inherited assets transferred to accounts in her own
name. Some of those transfers began late last week,
giving Sir access to some badly needed cash.
the stock Sirís father left her has been transferred
to her name, Field said, she should sell it and pay off
the two of her three credit cards with high interest
also wants Sir to keep a sharp eye on her budget to
avoid running up more credit card debt. Now that Sir is
in charge of the house and has taken on a tenant, she
might find her expenses, such as home repair, higher
than she anticipated.
many financial planners, Field thinks people tend to
underestimate how much they are actually spending and
advises they keep close track of expenditures for
she finds a job, she should start 401(k) contributions
as soon as she can. If that isnít possible, Sir should
begin contributing to an IRA.
should also hold off on the $8,000 in home repairs and
remodeling she had planned.
the bare minimum in repairs for the house for two
years," Field said, which would give Sir time
"to decide whether she would relocate to Los
she does move south, Field said, Sir "could easily
get $2,200 a month renting the home to a family."
said that Sir should also consider getting a legal
separation, which would allow her to file taxes as a
single person. Filing married, but separately, as she
has in the past, has stuck her in a higher tax bracket.
she has worked for much of her adult life, Sir can
expect to receive $1,580 in Social Security when she
reaches 66 years and two months in age.
said she would like to see Sir "put off taking your
payments as long as you can until full retirement age.
If you are working, delay."
Sir, itís still a lot to consider and absorb,
especially with the emotions still so tender just seven
months after her fatherís death.
have been constant reminders of loss; when she was
trying to prepare the room her tenant would be renting,
several attempts at shampooing were required, for

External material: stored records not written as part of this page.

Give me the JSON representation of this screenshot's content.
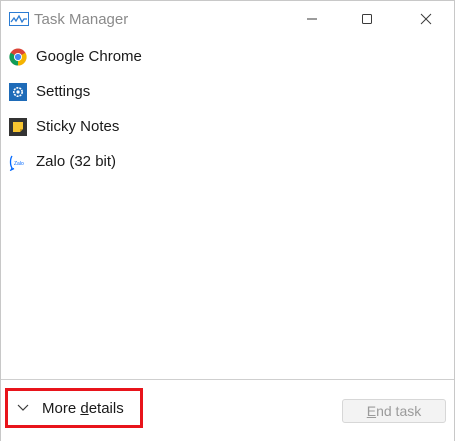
{
  "window": {
    "title": "Task Manager",
    "controls": {
      "minimize_icon": "minimize-icon",
      "maximize_icon": "maximize-icon",
      "close_icon": "close-icon"
    }
  },
  "processes": [
    {
      "label": "Google Chrome",
      "icon": "chrome-icon"
    },
    {
      "label": "Settings",
      "icon": "settings-gear-icon"
    },
    {
      "label": "Sticky Notes",
      "icon": "sticky-notes-icon"
    },
    {
      "label": "Zalo (32 bit)",
      "icon": "zalo-icon",
      "icon_text": "Zalo"
    }
  ],
  "footer": {
    "more_details_prefix": "More ",
    "more_details_underlined": "d",
    "more_details_suffix": "etails",
    "end_task_underlined": "E",
    "end_task_suffix": "nd task"
  },
  "colors": {
    "highlight_border": "#e8141b",
    "title_text": "#8a8a8a",
    "disabled_text": "#9b9b9b"
  }
}
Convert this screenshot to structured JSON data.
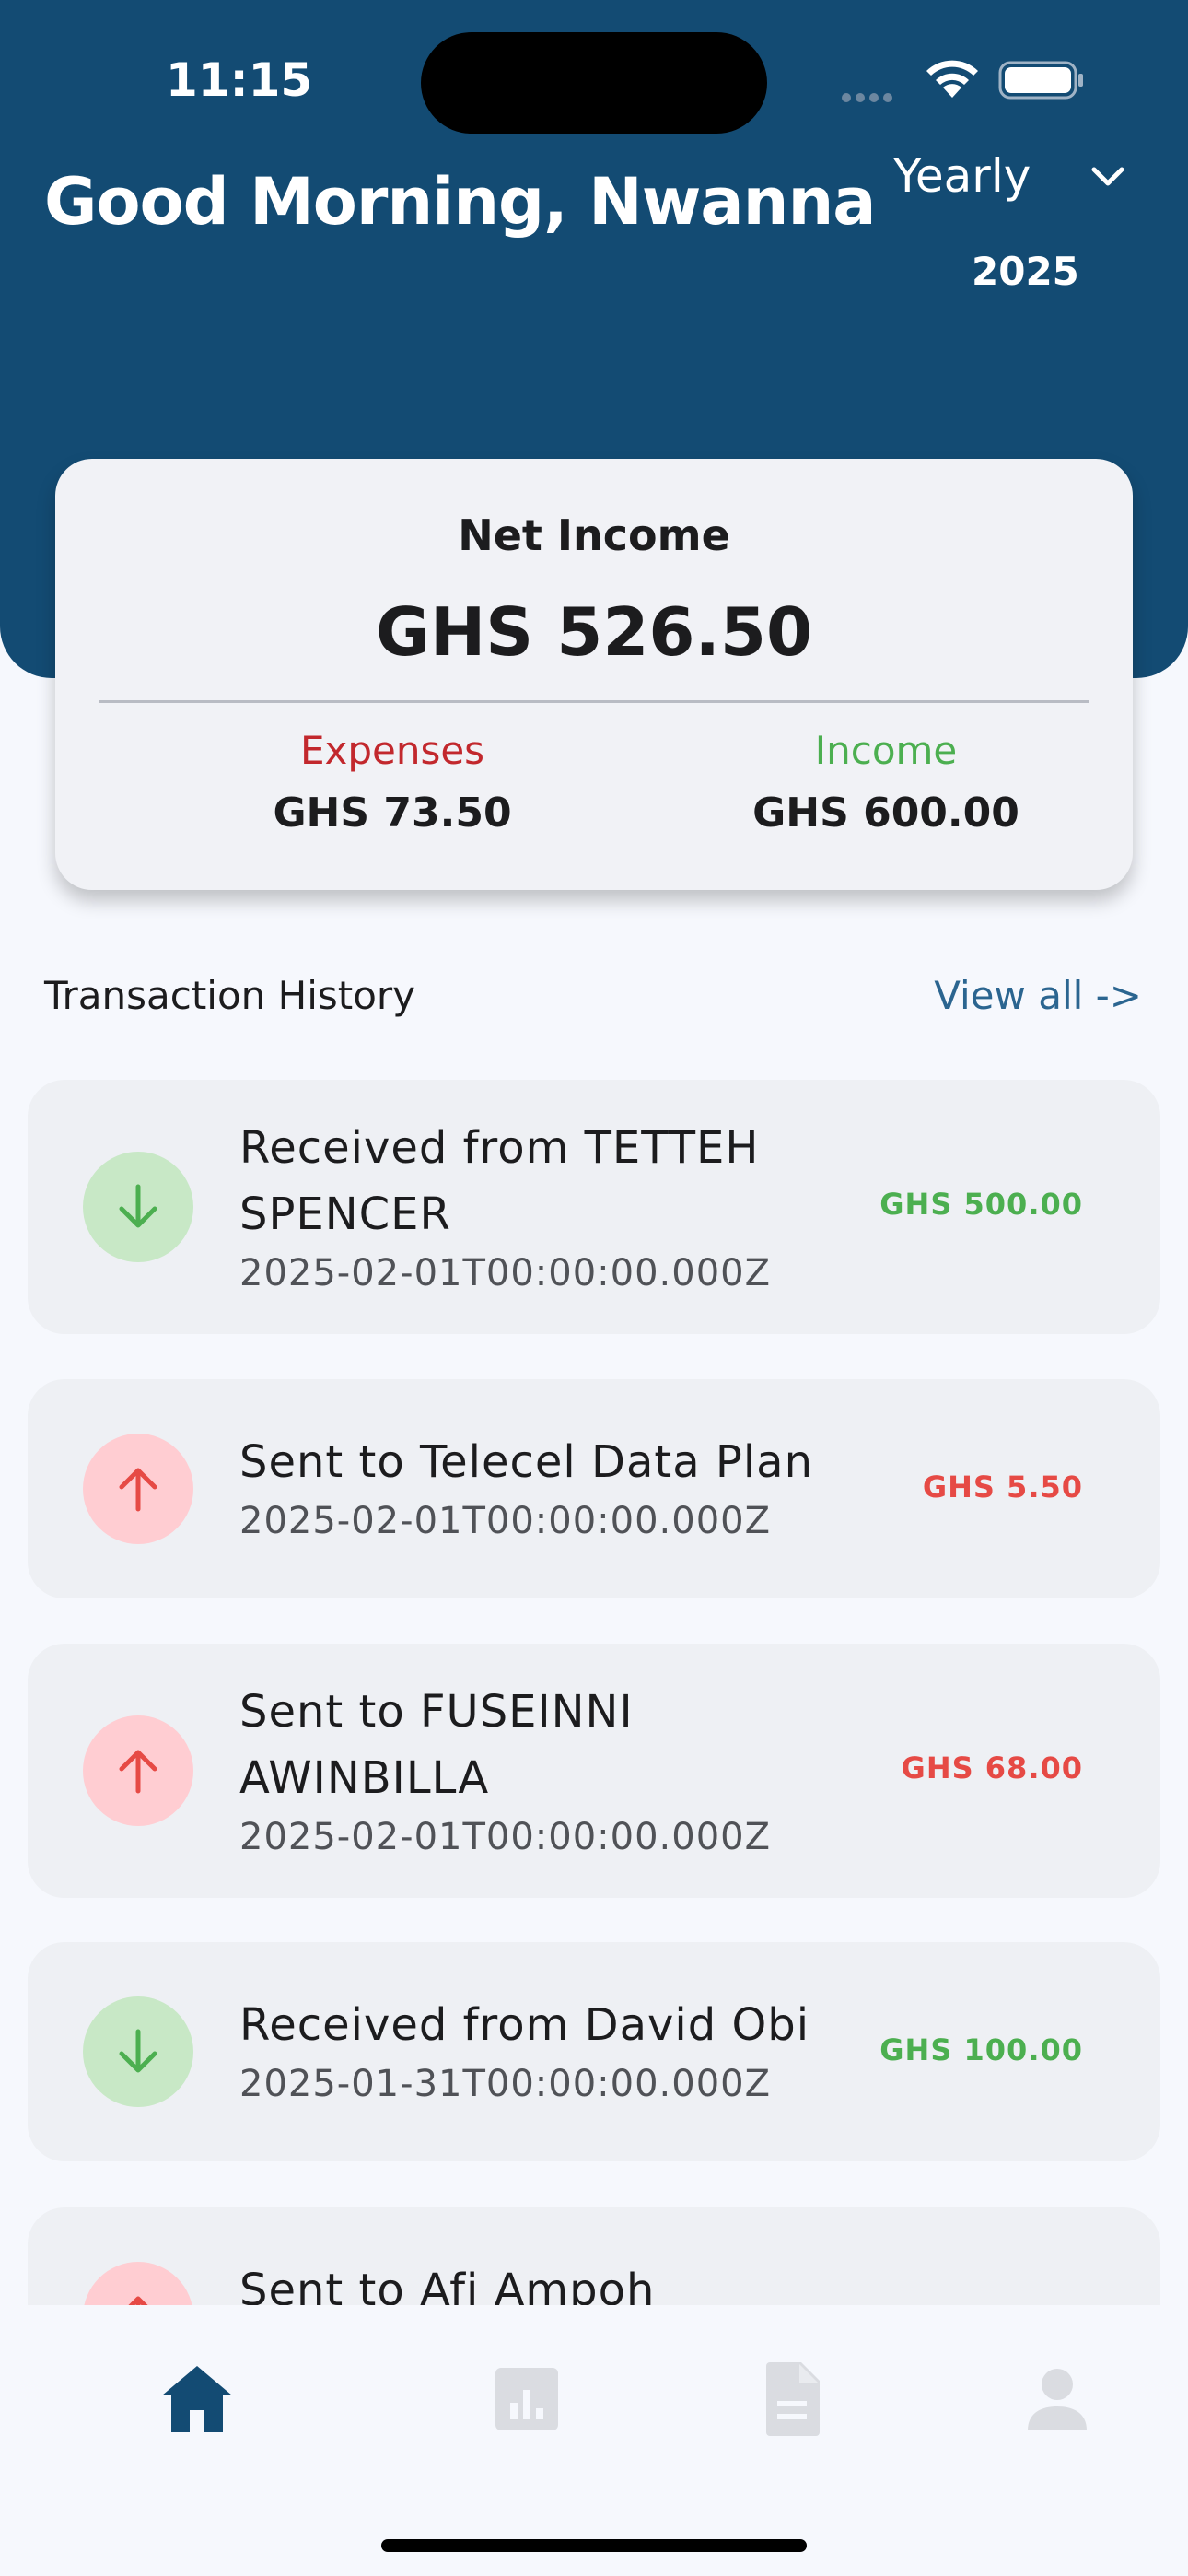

example, to remove any sign of the ruts in the carpeting
from her momís wheelchair.
have been so overwhelmed and so concerned," Sir
said. "To me, it was just so complicated."